==== Provided records

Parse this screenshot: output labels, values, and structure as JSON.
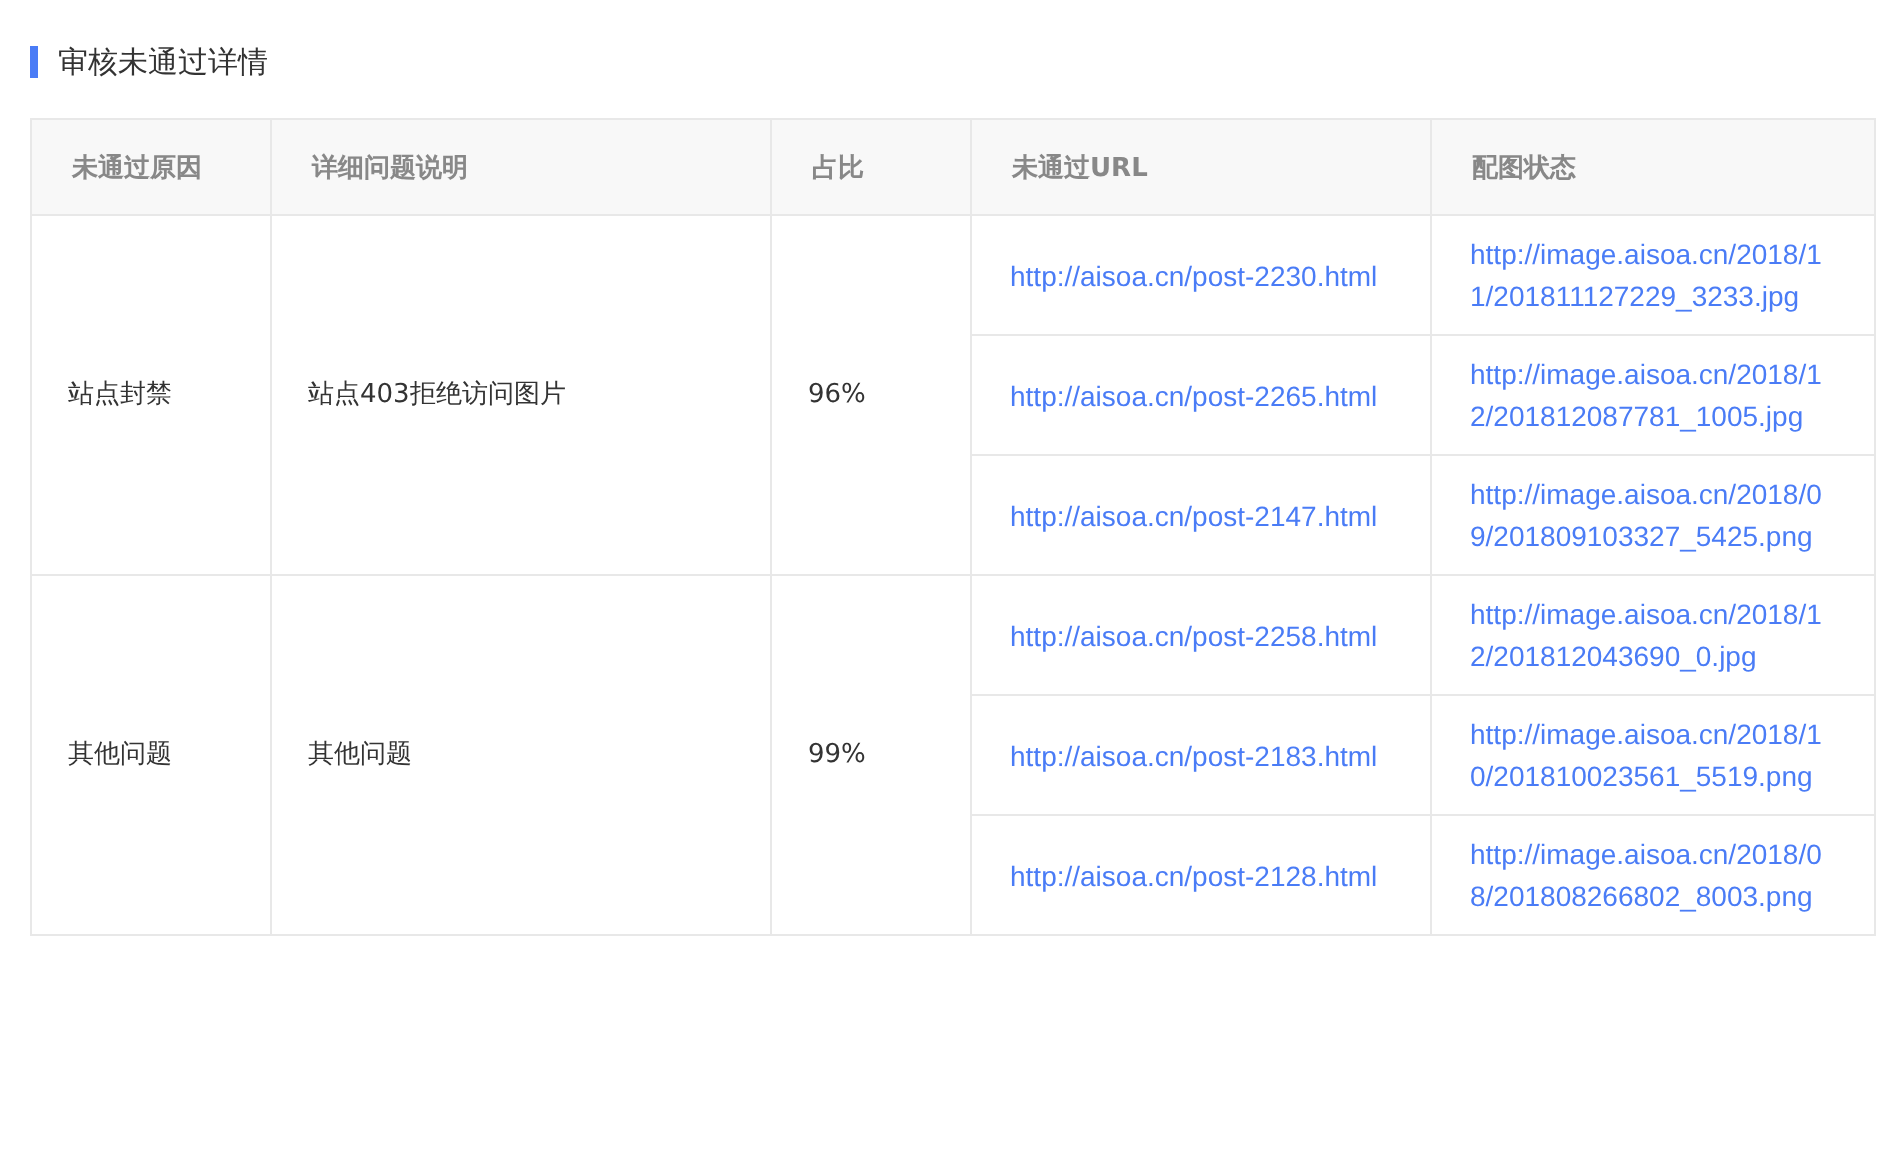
{
  "section_title": "审核未通过详情",
  "table": {
    "columns": [
      "未通过原因",
      "详细问题说明",
      "占比",
      "未通过URL",
      "配图状态"
    ],
    "groups": [
      {
        "reason": "站点封禁",
        "description": "站点403拒绝访问图片",
        "share": "96%",
        "rows": [
          {
            "url": "http://aisoa.cn/post-2230.html",
            "image": "http://image.aisoa.cn/2018/11/201811127229_3233.jpg"
          },
          {
            "url": "http://aisoa.cn/post-2265.html",
            "image": "http://image.aisoa.cn/2018/12/201812087781_1005.jpg"
          },
          {
            "url": "http://aisoa.cn/post-2147.html",
            "image": "http://image.aisoa.cn/2018/09/201809103327_5425.png"
          }
        ]
      },
      {
        "reason": "其他问题",
        "description": "其他问题",
        "share": "99%",
        "rows": [
          {
            "url": "http://aisoa.cn/post-2258.html",
            "image": "http://image.aisoa.cn/2018/12/201812043690_0.jpg"
          },
          {
            "url": "http://aisoa.cn/post-2183.html",
            "image": "http://image.aisoa.cn/2018/10/201810023561_5519.png"
          },
          {
            "url": "http://aisoa.cn/post-2128.html",
            "image": "http://image.aisoa.cn/2018/08/201808266802_8003.png"
          }
        ]
      }
    ]
  }
}
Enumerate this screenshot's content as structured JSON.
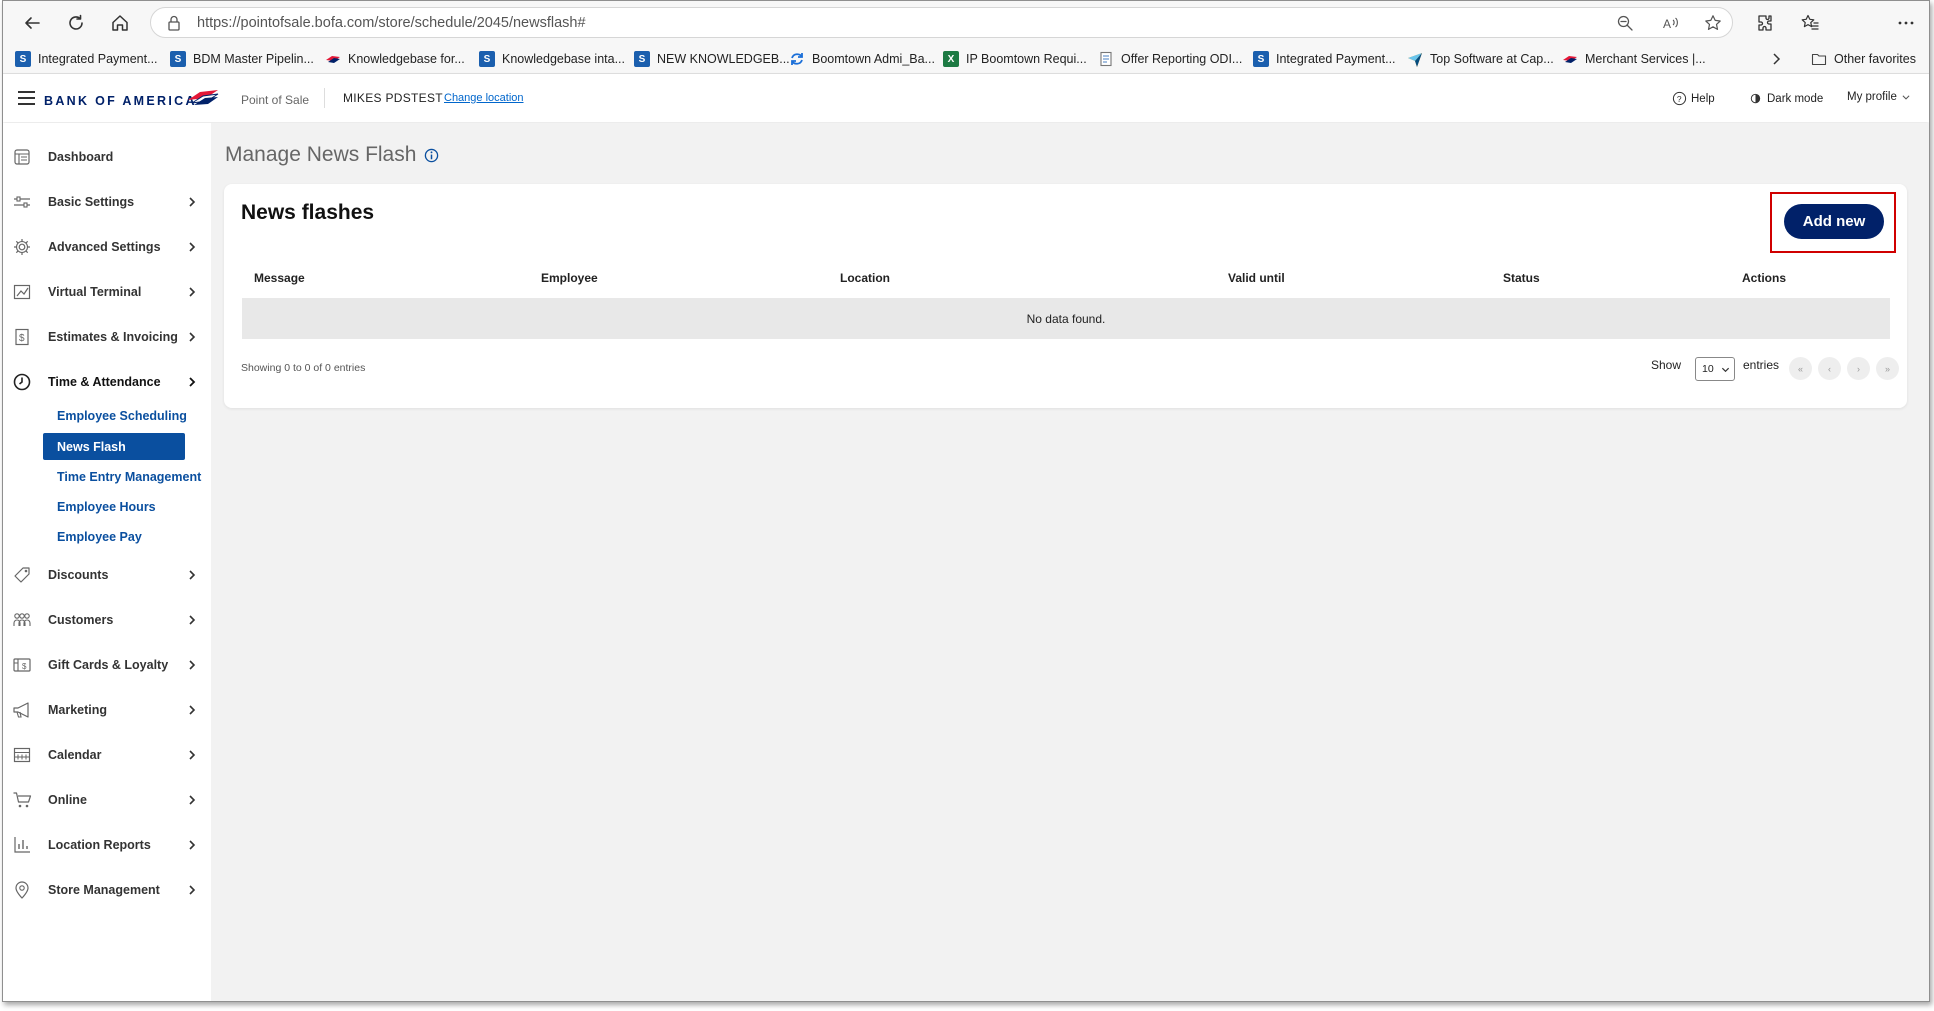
{
  "browser": {
    "url": "https://pointofsale.bofa.com/store/schedule/2045/newsflash#",
    "other_favorites": "Other favorites",
    "favorites": [
      {
        "label": "Integrated Payment...",
        "icon": "sharepoint-icon"
      },
      {
        "label": "BDM Master Pipelin...",
        "icon": "sharepoint-icon"
      },
      {
        "label": "Knowledgebase for...",
        "icon": "bofa-flag-icon"
      },
      {
        "label": "Knowledgebase inta...",
        "icon": "sharepoint-icon"
      },
      {
        "label": "NEW KNOWLEDGEB...",
        "icon": "sharepoint-icon"
      },
      {
        "label": "Boomtown Admi_Ba...",
        "icon": "sync-icon"
      },
      {
        "label": "IP Boomtown Requi...",
        "icon": "excel-icon"
      },
      {
        "label": "Offer Reporting ODI...",
        "icon": "document-icon"
      },
      {
        "label": "Integrated Payment...",
        "icon": "sharepoint-icon"
      },
      {
        "label": "Top Software at Cap...",
        "icon": "capterra-icon"
      },
      {
        "label": "Merchant Services |...",
        "icon": "bofa-flag-icon"
      }
    ]
  },
  "header": {
    "brand": "BANK OF AMERICA",
    "product": "Point of Sale",
    "store_name": "MIKES PDSTEST",
    "change_location": "Change location",
    "help": "Help",
    "dark_mode": "Dark mode",
    "my_profile": "My profile"
  },
  "sidebar": {
    "items": [
      {
        "label": "Dashboard",
        "icon": "dashboard-icon",
        "chevron": false
      },
      {
        "label": "Basic Settings",
        "icon": "sliders-icon",
        "chevron": true
      },
      {
        "label": "Advanced Settings",
        "icon": "gear-icon",
        "chevron": true
      },
      {
        "label": "Virtual Terminal",
        "icon": "terminal-chart-icon",
        "chevron": true
      },
      {
        "label": "Estimates & Invoicing",
        "icon": "invoice-icon",
        "chevron": true
      },
      {
        "label": "Time & Attendance",
        "icon": "clock-icon",
        "chevron": true
      },
      {
        "label": "Discounts",
        "icon": "tag-icon",
        "chevron": true
      },
      {
        "label": "Customers",
        "icon": "users-icon",
        "chevron": true
      },
      {
        "label": "Gift Cards & Loyalty",
        "icon": "gift-card-icon",
        "chevron": true
      },
      {
        "label": "Marketing",
        "icon": "megaphone-icon",
        "chevron": true
      },
      {
        "label": "Calendar",
        "icon": "calendar-icon",
        "chevron": true
      },
      {
        "label": "Online",
        "icon": "cart-icon",
        "chevron": true
      },
      {
        "label": "Location Reports",
        "icon": "bar-chart-icon",
        "chevron": true
      },
      {
        "label": "Store Management",
        "icon": "location-pin-icon",
        "chevron": true
      }
    ],
    "time_attendance_sub": [
      {
        "label": "Employee Scheduling",
        "active": false
      },
      {
        "label": "News Flash",
        "active": true
      },
      {
        "label": "Time Entry Management",
        "active": false
      },
      {
        "label": "Employee Hours",
        "active": false
      },
      {
        "label": "Employee Pay",
        "active": false
      }
    ]
  },
  "main": {
    "page_title": "Manage News Flash",
    "card_title": "News flashes",
    "add_new": "Add new",
    "columns": [
      "Message",
      "Employee",
      "Location",
      "Valid until",
      "Status",
      "Actions"
    ],
    "empty_text": "No data found.",
    "showing": "Showing 0 to 0 of 0 entries",
    "show_label": "Show",
    "entries_label": "entries",
    "page_size": "10",
    "pager_glyphs": [
      "«",
      "‹",
      "›",
      "»"
    ]
  },
  "colors": {
    "brand_navy": "#012169",
    "link_blue": "#0a4f9f",
    "highlight_red": "#d00000",
    "brand_red": "#e31837"
  }
}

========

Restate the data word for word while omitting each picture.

Parse this screenshot: output labels, values, and structure as JSON.
{
  "section_title": "审核未通过详情",
  "table": {
    "columns": [
      "未通过原因",
      "详细问题说明",
      "占比",
      "未通过URL",
      "配图状态"
    ],
    "groups": [
      {
        "reason": "站点封禁",
        "description": "站点403拒绝访问图片",
        "share": "96%",
        "rows": [
          {
            "url": "http://aisoa.cn/post-2230.html",
            "image": "http://image.aisoa.cn/2018/11/201811127229_3233.jpg"
          },
          {
            "url": "http://aisoa.cn/post-2265.html",
            "image": "http://image.aisoa.cn/2018/12/201812087781_1005.jpg"
          },
          {
            "url": "http://aisoa.cn/post-2147.html",
            "image": "http://image.aisoa.cn/2018/09/201809103327_5425.png"
          }
        ]
      },
      {
        "reason": "其他问题",
        "description": "其他问题",
        "share": "99%",
        "rows": [
          {
            "url": "http://aisoa.cn/post-2258.html",
            "image": "http://image.aisoa.cn/2018/12/201812043690_0.jpg"
          },
          {
            "url": "http://aisoa.cn/post-2183.html",
            "image": "http://image.aisoa.cn/2018/10/201810023561_5519.png"
          },
          {
            "url": "http://aisoa.cn/post-2128.html",
            "image": "http://image.aisoa.cn/2018/08/201808266802_8003.png"
          }
        ]
      }
    ]
  }
}
Enumerate this screenshot's content as structured JSON.
{
  "browser": {
    "url": "https://pointofsale.bofa.com/store/schedule/2045/newsflash#",
    "other_favorites": "Other favorites",
    "favorites": [
      {
        "label": "Integrated Payment...",
        "icon": "sharepoint-icon"
      },
      {
        "label": "BDM Master Pipelin...",
        "icon": "sharepoint-icon"
      },
      {
        "label": "Knowledgebase for...",
        "icon": "bofa-flag-icon"
      },
      {
        "label": "Knowledgebase inta...",
        "icon": "sharepoint-icon"
      },
      {
        "label": "NEW KNOWLEDGEB...",
        "icon": "sharepoint-icon"
      },
      {
        "label": "Boomtown Admi_Ba...",
        "icon": "sync-icon"
      },
      {
        "label": "IP Boomtown Requi...",
        "icon": "excel-icon"
      },
      {
        "label": "Offer Reporting ODI...",
        "icon": "document-icon"
      },
      {
        "label": "Integrated Payment...",
        "icon": "sharepoint-icon"
      },
      {
        "label": "Top Software at Cap...",
        "icon": "capterra-icon"
      },
      {
        "label": "Merchant Services |...",
        "icon": "bofa-flag-icon"
      }
    ]
  },
  "header": {
    "brand": "BANK OF AMERICA",
    "product": "Point of Sale",
    "store_name": "MIKES PDSTEST",
    "change_location": "Change location",
    "help": "Help",
    "dark_mode": "Dark mode",
    "my_profile": "My profile"
  },
  "sidebar": {
    "items": [
      {
        "label": "Dashboard",
        "icon": "dashboard-icon",
        "chevron": false
      },
      {
        "label": "Basic Settings",
        "icon": "sliders-icon",
        "chevron": true
      },
      {
        "label": "Advanced Settings",
        "icon": "gear-icon",
        "chevron": true
      },
      {
        "label": "Virtual Terminal",
        "icon": "terminal-chart-icon",
        "chevron": true
      },
      {
        "label": "Estimates & Invoicing",
        "icon": "invoice-icon",
        "chevron": true
      },
      {
        "label": "Time & Attendance",
        "icon": "clock-icon",
        "chevron": true
      },
      {
        "label": "Discounts",
        "icon": "tag-icon",
        "chevron": true
      },
      {
        "label": "Customers",
        "icon": "users-icon",
        "chevron": true
      },
      {
        "label": "Gift Cards & Loyalty",
        "icon": "gift-card-icon",
        "chevron": true
      },
      {
        "label": "Marketing",
        "icon": "megaphone-icon",
        "chevron": true
      },
      {
        "label": "Calendar",
        "icon": "calendar-icon",
        "chevron": true
      },
      {
        "label": "Online",
        "icon": "cart-icon",
        "chevron": true
      },
      {
        "label": "Location Reports",
        "icon": "bar-chart-icon",
        "chevron": true
      },
      {
        "label": "Store Management",
        "icon": "location-pin-icon",
        "chevron": true
      }
    ],
    "time_attendance_sub": [
      {
        "label": "Employee Scheduling",
        "active": false
      },
      {
        "label": "News Flash",
        "active": true
      },
      {
        "label": "Time Entry Management",
        "active": false
      },
      {
        "label": "Employee Hours",
        "active": false
      },
      {
        "label": "Employee Pay",
        "active": false
      }
    ]
  },
  "main": {
    "page_title": "Manage News Flash",
    "card_title": "News flashes",
    "add_new": "Add new",
    "columns": [
      "Message",
      "Employee",
      "Location",
      "Valid until",
      "Status",
      "Actions"
    ],
    "empty_text": "No data found.",
    "showing": "Showing 0 to 0 of 0 entries",
    "show_label": "Show",
    "entries_label": "entries",
    "page_size": "10",
    "pager_glyphs": [
      "«",
      "‹",
      "›",
      "»"
    ]
  },
  "colors": {
    "brand_navy": "#012169",
    "link_blue": "#0a4f9f",
    "highlight_red": "#d00000",
    "brand_red": "#e31837"
  }
}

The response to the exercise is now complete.